[YOUR INSTRUCTIONS]: Look through the records and copy each line that has "helper" in it.

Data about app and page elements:
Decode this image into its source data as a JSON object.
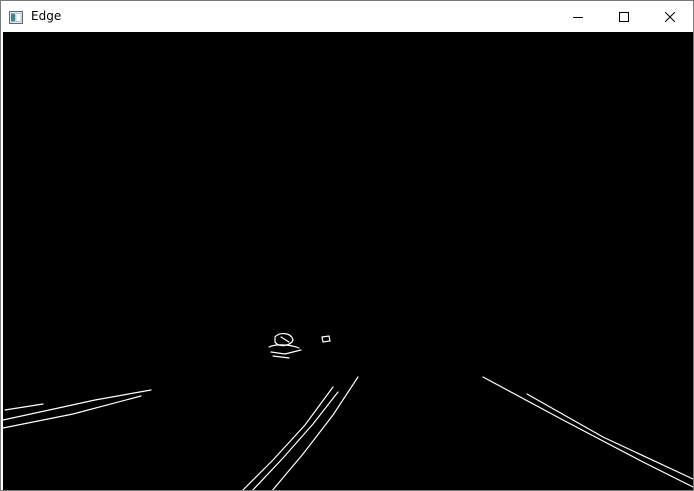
{
  "window": {
    "title": "Edge",
    "icon": "app-window-icon",
    "controls": {
      "minimize_icon": "minimize-icon",
      "maximize_icon": "maximize-icon",
      "close_icon": "close-icon"
    }
  },
  "colors": {
    "titlebar_bg": "#ffffff",
    "canvas_bg": "#000000",
    "edge_stroke": "#ffffff"
  }
}
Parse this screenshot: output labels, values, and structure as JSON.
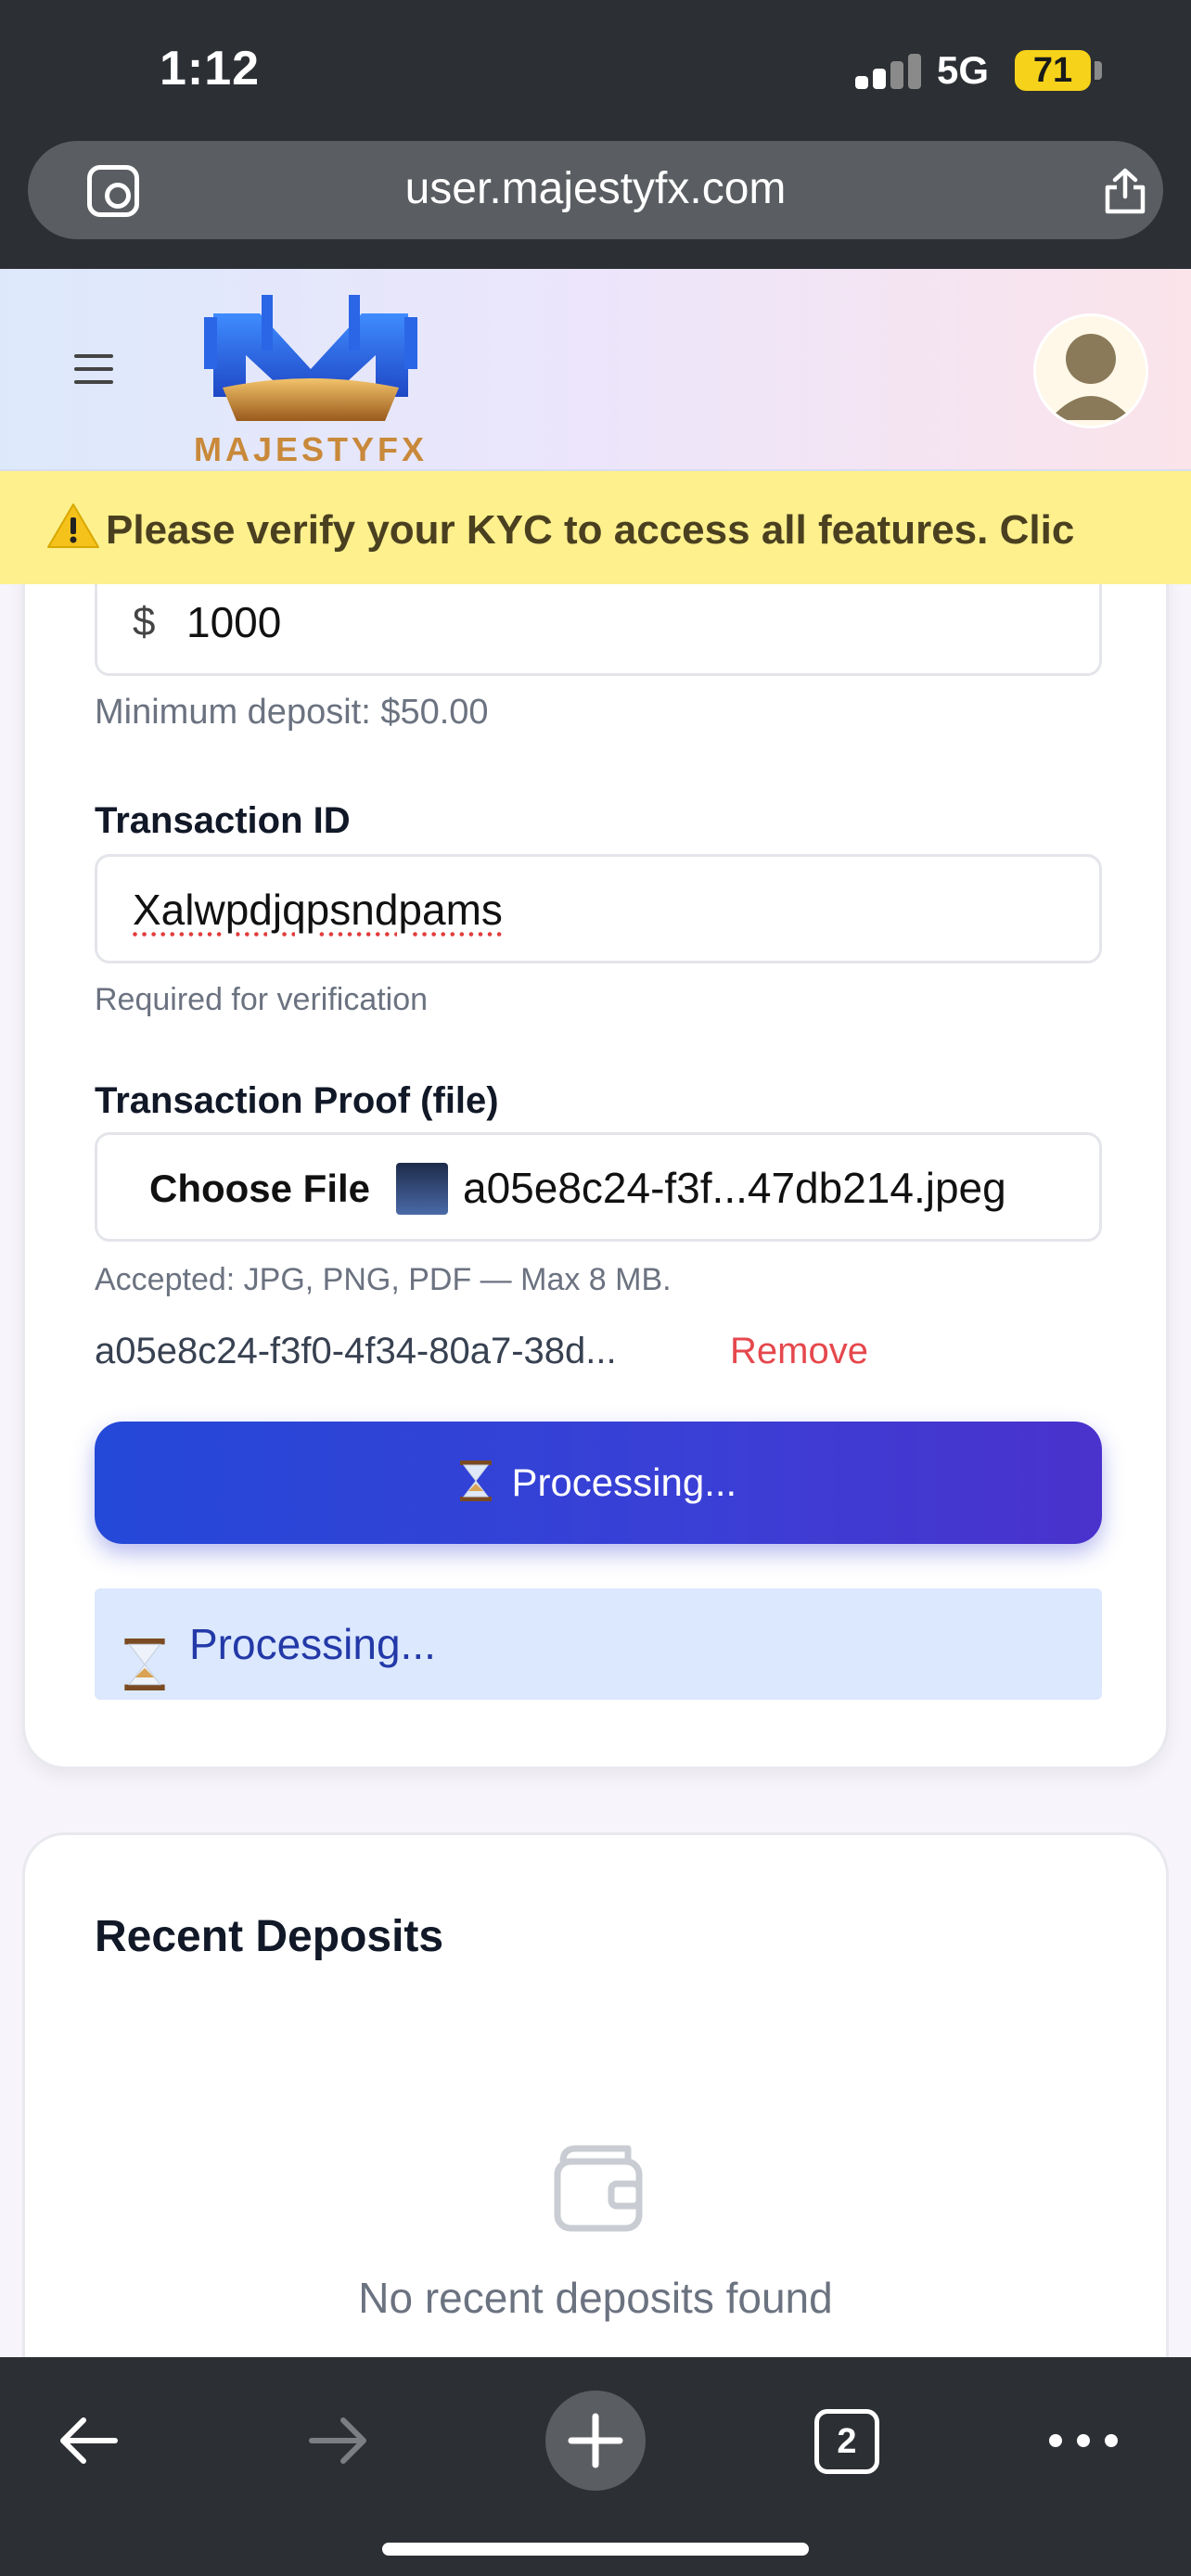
{
  "status_bar": {
    "time": "1:12",
    "network": "5G",
    "battery": "71"
  },
  "browser": {
    "url": "user.majestyfx.com",
    "tab_count": "2"
  },
  "site": {
    "logo_text": "MAJESTYFX"
  },
  "kyc_banner": {
    "text": "Please verify your KYC to access all features. Clic"
  },
  "deposit_form": {
    "amount": {
      "currency_symbol": "$",
      "value": "1000",
      "helper": "Minimum deposit: $50.00"
    },
    "transaction_id": {
      "label": "Transaction ID",
      "value": "Xalwpdjqpsndpams",
      "helper": "Required for verification"
    },
    "transaction_proof": {
      "label": "Transaction Proof (file)",
      "choose_file_label": "Choose File",
      "selected_file": "a05e8c24-f3f...47db214.jpeg",
      "helper": "Accepted: JPG, PNG, PDF — Max 8 MB.",
      "file_name": "a05e8c24-f3f0-4f34-80a7-38d...",
      "remove_label": "Remove"
    },
    "submit_label": "Processing...",
    "status_message": "Processing..."
  },
  "recent_deposits": {
    "title": "Recent Deposits",
    "empty_message": "No recent deposits found",
    "icon": "wallet-icon"
  },
  "colors": {
    "primary": "#2448d8",
    "banner": "#fdf08d",
    "danger": "#e5484d",
    "toolbar": "#2c2f33"
  }
}
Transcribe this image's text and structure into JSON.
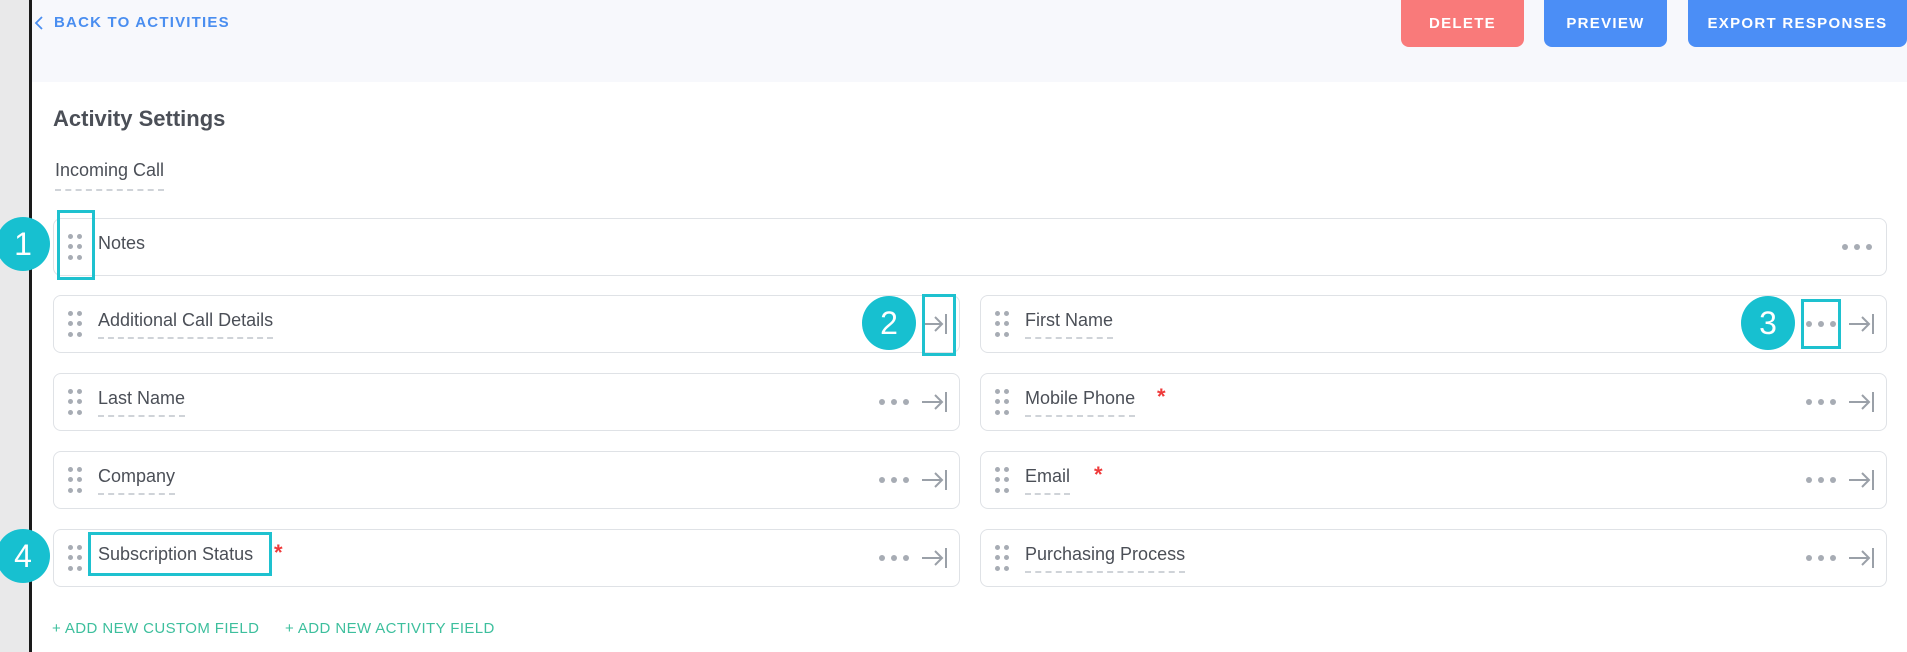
{
  "topbar": {
    "back_label": "BACK TO ACTIVITIES",
    "delete_label": "DELETE",
    "preview_label": "PREVIEW",
    "export_label": "EXPORT RESPONSES"
  },
  "settings": {
    "title": "Activity Settings",
    "activity_name": "Incoming Call"
  },
  "fields": {
    "notes": {
      "label": "Notes",
      "required": false
    },
    "additional_call_details": {
      "label": "Additional Call Details",
      "required": false
    },
    "first_name": {
      "label": "First Name",
      "required": false
    },
    "last_name": {
      "label": "Last Name",
      "required": false
    },
    "mobile_phone": {
      "label": "Mobile Phone",
      "required": true
    },
    "company": {
      "label": "Company",
      "required": false
    },
    "email": {
      "label": "Email",
      "required": true
    },
    "subscription_status": {
      "label": "Subscription Status",
      "required": true
    },
    "purchasing_process": {
      "label": "Purchasing Process",
      "required": false
    }
  },
  "required_marker": "*",
  "callouts": [
    "1",
    "2",
    "3",
    "4"
  ],
  "footer": {
    "add_custom_field": "+ ADD NEW CUSTOM FIELD",
    "add_activity_field": "+ ADD NEW ACTIVITY FIELD"
  },
  "colors": {
    "accent_blue": "#4b8ef6",
    "delete_red": "#f97a7a",
    "callout_teal": "#17c0d0",
    "add_link_green": "#3dbf9d",
    "required_red": "#ef3b3b"
  }
}
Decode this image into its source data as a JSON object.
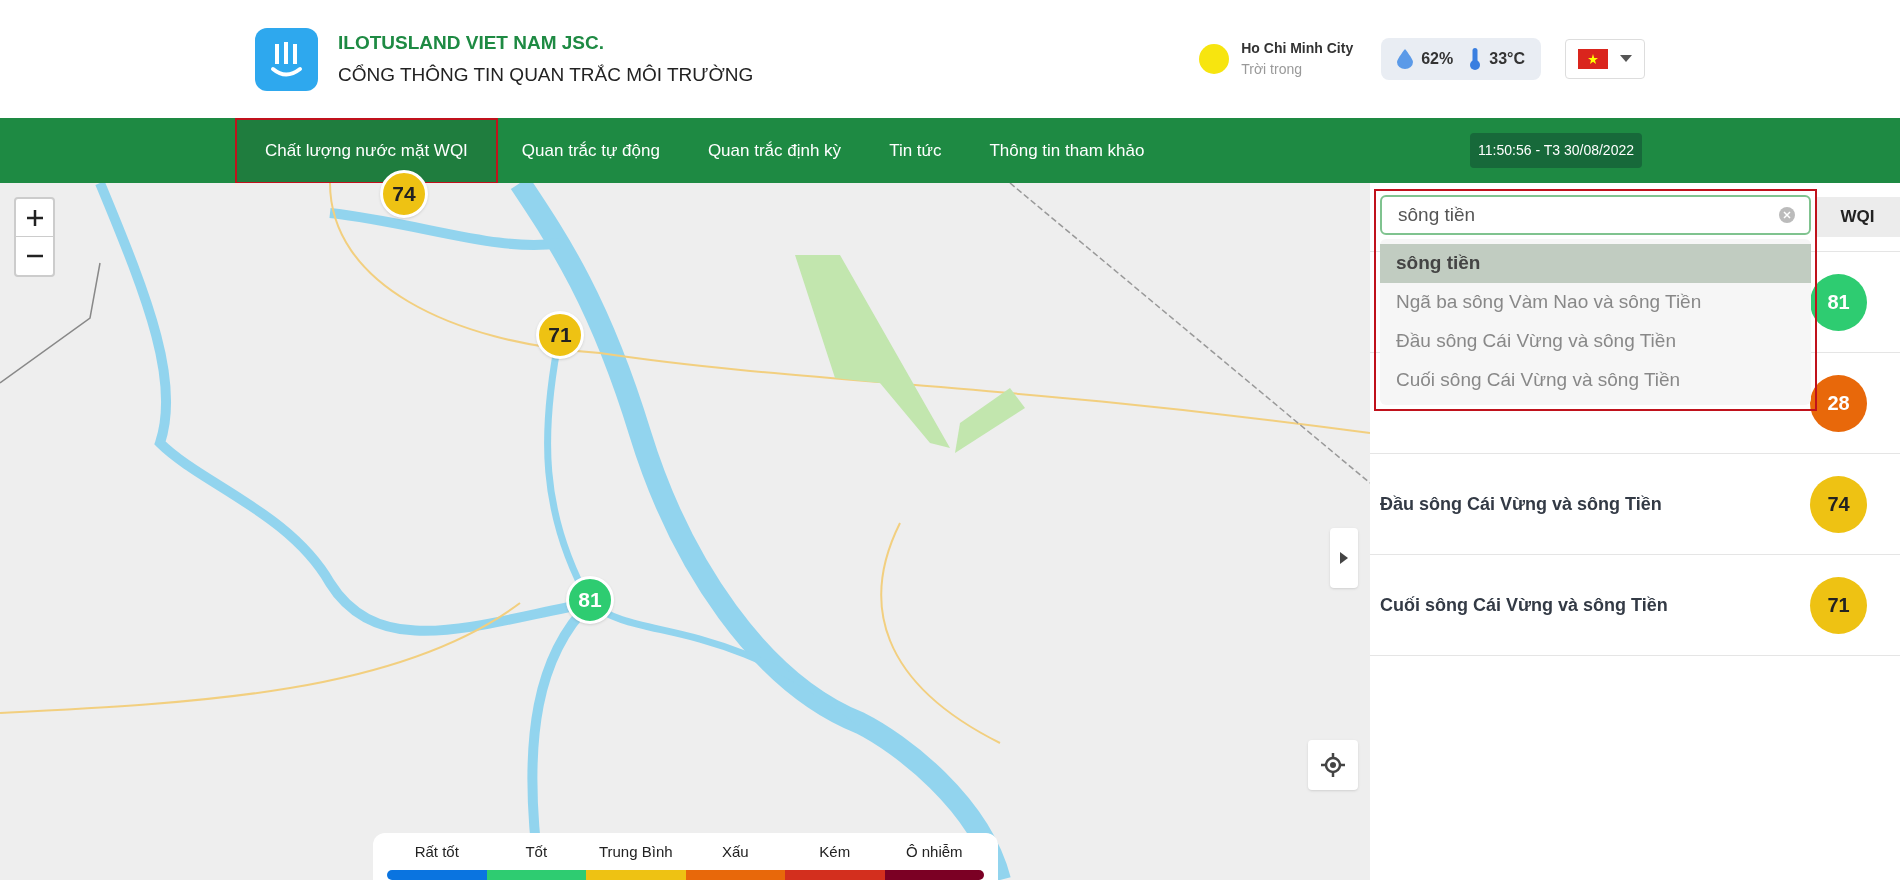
{
  "header": {
    "company": "ILOTUSLAND VIET NAM JSC.",
    "portal": "CỔNG THÔNG TIN QUAN TRẮC MÔI TRƯỜNG"
  },
  "weather": {
    "city": "Ho Chi Minh City",
    "condition": "Trời trong",
    "humidity": "62%",
    "temperature": "33°C"
  },
  "nav": [
    {
      "label": "Chất lượng nước mặt WQI",
      "selected": true
    },
    {
      "label": "Quan trắc tự động",
      "selected": false
    },
    {
      "label": "Quan trắc định kỳ",
      "selected": false
    },
    {
      "label": "Tin tức",
      "selected": false
    },
    {
      "label": "Thông tin tham khảo",
      "selected": false
    }
  ],
  "datetime": "11:50:56 - T3 30/08/2022",
  "search": {
    "value": "sông tiền"
  },
  "suggestions": [
    {
      "text": "sông tiền",
      "selected": true
    },
    {
      "text": "Ngã ba sông Vàm Nao và sông Tiền",
      "selected": false
    },
    {
      "text": "Đầu sông Cái Vừng và sông Tiền",
      "selected": false
    },
    {
      "text": "Cuối sông Cái Vừng và sông Tiền",
      "selected": false
    }
  ],
  "table": {
    "column": "WQI",
    "rows": [
      {
        "wqi": "81",
        "color": "#2ecc71"
      },
      {
        "wqi": "28",
        "color": "#e8680a"
      },
      {
        "name": "Đầu sông Cái Vừng và sông Tiền",
        "wqi": "74",
        "color": "#eec213"
      },
      {
        "name": "Cuối sông Cái Vừng và sông Tiền",
        "wqi": "71",
        "color": "#eec213"
      }
    ]
  },
  "markers": [
    {
      "value": "74",
      "color": "#eec213"
    },
    {
      "value": "71",
      "color": "#eec213"
    },
    {
      "value": "81",
      "color": "#2ecc71"
    }
  ],
  "legend": [
    {
      "label": "Rất tốt",
      "color": "#0a74e0"
    },
    {
      "label": "Tốt",
      "color": "#2ecc71"
    },
    {
      "label": "Trung Bình",
      "color": "#eec213"
    },
    {
      "label": "Xấu",
      "color": "#e8680a"
    },
    {
      "label": "Kém",
      "color": "#d32f1e"
    },
    {
      "label": "Ô nhiễm",
      "color": "#7b0024"
    }
  ]
}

[ANSWER SECTION]:
      "helper": "Minimum deposit: $50.00"
      "helper": "Required for verification"
      "helper": "Accepted: JPG, PNG, PDF — Max 8 MB.",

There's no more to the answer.